“From the outset our aim was to create a solution for when someone with dementia fails to return home or becomes missing.

“It’s a really distressing time for families, so having vital information to hand relieves some of that pressure and helps focus searches on places that are meaningful to the individual concerned.

“We have been blown away by the reaction to the app from families and communities who have downloaded the app or came onboard to help us share information about the app since going live.”

Purple Alert is a free-to-download app for iOS and Android smartphones enabling information to be shared at the touch of a button to empower communities to raise an alert and share information of a missing person.

Lisa Moodie, who turned to the Purple Alert app to help support her father’s missing person search, said: “When my dad went missing we alerted the police first, then triggered a Purple Alert soon after.

“I still am amazed by the volume of calls and messages from local people, using the app, who claimed to have spotted dad.

“Thankfully dad was found safe by a family member but knowing so many people were looking out for dad was so comforting. I can’t encourage others strongly enough to download and register with the Purple Alert app if you know someone who is living with dementia, or not.

“It’s so simple to do and doesn’t take long at all.

“It is about being at the right place, at the right time, to be able to help a vulnerable person get back home safely.”

To find out more about Purple Alert or to download the app, visit purplealert.org.uk.

Dementia is the biggest health and social care challenge faced by an increasingly ageing society today.

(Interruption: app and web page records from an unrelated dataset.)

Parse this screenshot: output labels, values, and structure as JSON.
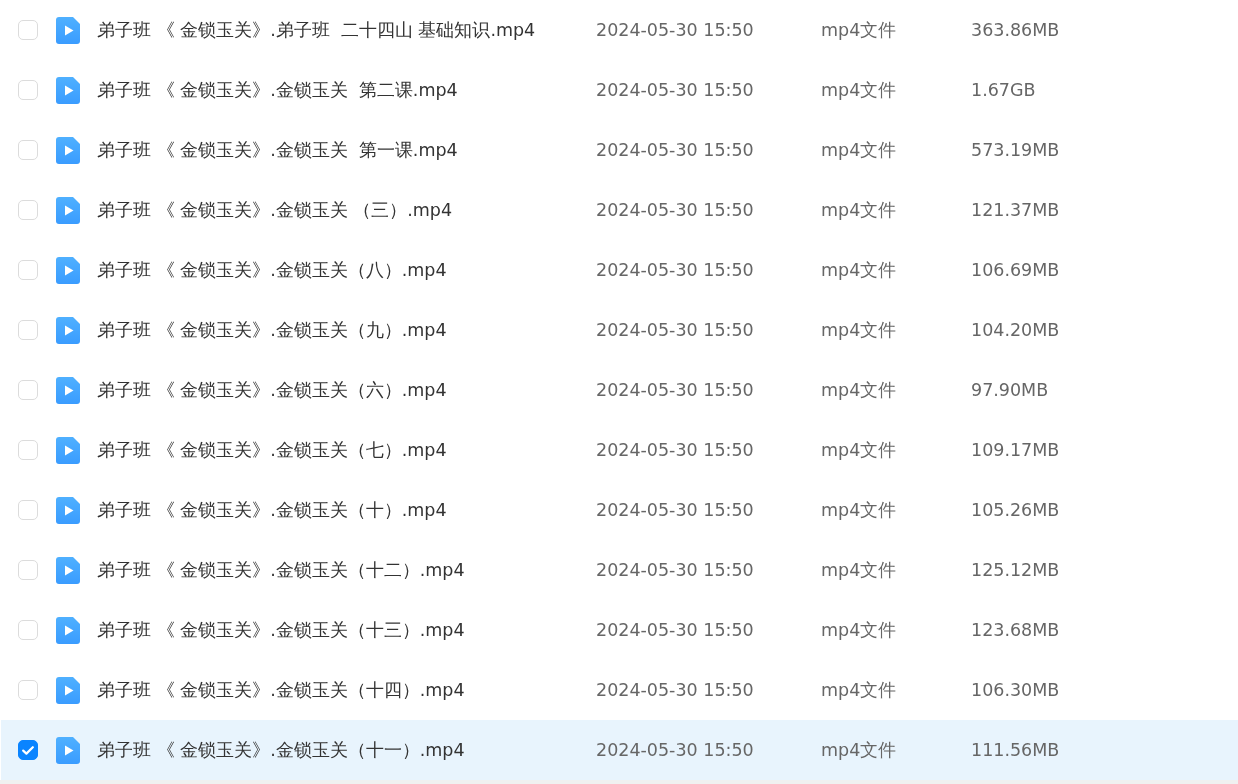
{
  "file_list": {
    "rows": [
      {
        "name": "弟子班 《 金锁玉关》.弟子班  二十四山 基础知识.mp4",
        "modified": "2024-05-30 15:50",
        "type": "mp4文件",
        "size": "363.86MB",
        "selected": false
      },
      {
        "name": "弟子班 《 金锁玉关》.金锁玉关  第二课.mp4",
        "modified": "2024-05-30 15:50",
        "type": "mp4文件",
        "size": "1.67GB",
        "selected": false
      },
      {
        "name": "弟子班 《 金锁玉关》.金锁玉关  第一课.mp4",
        "modified": "2024-05-30 15:50",
        "type": "mp4文件",
        "size": "573.19MB",
        "selected": false
      },
      {
        "name": "弟子班 《 金锁玉关》.金锁玉关 （三）.mp4",
        "modified": "2024-05-30 15:50",
        "type": "mp4文件",
        "size": "121.37MB",
        "selected": false
      },
      {
        "name": "弟子班 《 金锁玉关》.金锁玉关（八）.mp4",
        "modified": "2024-05-30 15:50",
        "type": "mp4文件",
        "size": "106.69MB",
        "selected": false
      },
      {
        "name": "弟子班 《 金锁玉关》.金锁玉关（九）.mp4",
        "modified": "2024-05-30 15:50",
        "type": "mp4文件",
        "size": "104.20MB",
        "selected": false
      },
      {
        "name": "弟子班 《 金锁玉关》.金锁玉关（六）.mp4",
        "modified": "2024-05-30 15:50",
        "type": "mp4文件",
        "size": "97.90MB",
        "selected": false
      },
      {
        "name": "弟子班 《 金锁玉关》.金锁玉关（七）.mp4",
        "modified": "2024-05-30 15:50",
        "type": "mp4文件",
        "size": "109.17MB",
        "selected": false
      },
      {
        "name": "弟子班 《 金锁玉关》.金锁玉关（十）.mp4",
        "modified": "2024-05-30 15:50",
        "type": "mp4文件",
        "size": "105.26MB",
        "selected": false
      },
      {
        "name": "弟子班 《 金锁玉关》.金锁玉关（十二）.mp4",
        "modified": "2024-05-30 15:50",
        "type": "mp4文件",
        "size": "125.12MB",
        "selected": false
      },
      {
        "name": "弟子班 《 金锁玉关》.金锁玉关（十三）.mp4",
        "modified": "2024-05-30 15:50",
        "type": "mp4文件",
        "size": "123.68MB",
        "selected": false
      },
      {
        "name": "弟子班 《 金锁玉关》.金锁玉关（十四）.mp4",
        "modified": "2024-05-30 15:50",
        "type": "mp4文件",
        "size": "106.30MB",
        "selected": false
      },
      {
        "name": "弟子班 《 金锁玉关》.金锁玉关（十一）.mp4",
        "modified": "2024-05-30 15:50",
        "type": "mp4文件",
        "size": "111.56MB",
        "selected": true
      }
    ]
  }
}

It is now estimated that 20,000 people will be diagnosed with the condition every year by 2020.